‘Battle of the barricade’ over Nar Valley Way footpath in Newton by Castle Acre ends in defeat for former county council solicitor
It is a dispute that led to ramparts being erected across a disputed footpath, uproar among villagers and, eventually, a government inquiry.
Now, the so-called ‘battle of the barricade’ has ended in defeat for Sine Garvie-McInally, a Norfolk solicitor who blockaded a section of one of the county’s flagship footpaths where it passed near her home.
She prevented walkers from using the Nar Valley Way near her cottage, known as Byways in the tiny hamlet of Newton by Castle Acre, by placing 4ft wooden stakes smeared with greasy anti-climb paint across it.
The barrier, which was put up in summer 2020, led to locals applying to Norfolk County Council (NCC) for a ‘modification order’ to have the path registered as a public right of way.
But Mrs Garvie-McInally – a former NCC solicitor – objected, arguing it was on “excepted land” under the Countryside Right of Way (CROW) Act, which restricts public access to land “within 20 metres of a dwelling” to protect the homeowner’s right to privacy.
The row led to a two-day public hearing in November last year, which saw people living in the surrounding villages present evidence showing the path had been used for centuries as a byway that linked a road with the 33-mile walk.
The Norfolk Ramblers Association became involved and brought in an expert in rights of way – Rosalinde Emrys-Roberts – to help its claim.
Mrs Garvie-McInally attempted to put forward a legal case that proved her right to privacy outweighed the right to access.
After considering his verdict over the last three months, Paul Freer, from the government’s Planning Inspectorate, who abjudicated over the matter, has issued his decision.

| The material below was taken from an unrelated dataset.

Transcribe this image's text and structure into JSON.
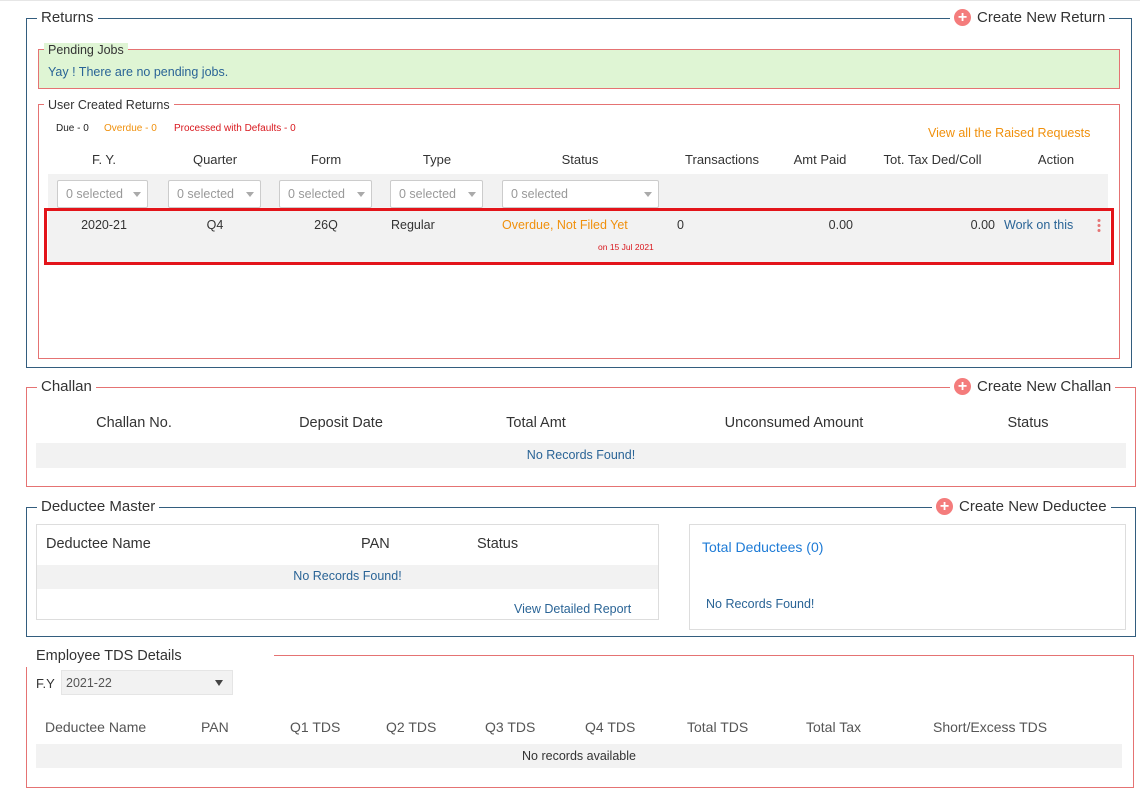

In a report, he stated that he believed there was sufficient documentary evidence that showed the public rights over the route had existed since at least 1797.
He concluded that the modification order should be allowed under the legal maxim, “once a highway always a highway”.
However, the decision may not be the end of the matter as Mrs Garvie-McInally could choose to take her legal fight to the High Court if she appeals within six weeks of the decision notice.
The conclusion this week follows a 30-year dispute between Mrs Garvie-McInally and Norfolk County Council.
While the 150m path has been used by the public for centuries, it was not officially recorded as a right of way in 1968 when a review was carried out of the county’s byways, leaving its status in limbo.
It connects St James Road with the 33-mile Nar Valley Way, which traverses across the county’s ancient woodland and open green pastures between Lynn and Gressenhall.
This led to confusion surrounding whether or not people could travel along it, with the matter being unresolved between the solicitor and the authority.
There were no complaints about access to the route until 2019, when a group of horse riders objected to the county council about wooden posts that had been put up previously for an unrelated reason by the landowner.
It led Mrs Garvie-McInally to revive her objections and saw her barricade the path at either end in the summer of 2020.
She said she did this due to her privacy being infringed by people using the route staring into her windows.
She claimed she had suffered harassment and men were frequently urinating outside her garden.
The unsightly 4ft rampart was created using wooden stakes smeared with greasy anti-climb paint, with nearby signs warning passers-by they are being monitored on CCTV.
This led villagers and members of the Norfolk Ramblers Association to complain about their access being cut off and they then applied to Norfolk County Council for a modification order to register the path as a right of way.
Mrs Garvie-McInally appealed against this, which led to a public hearing in November 2023.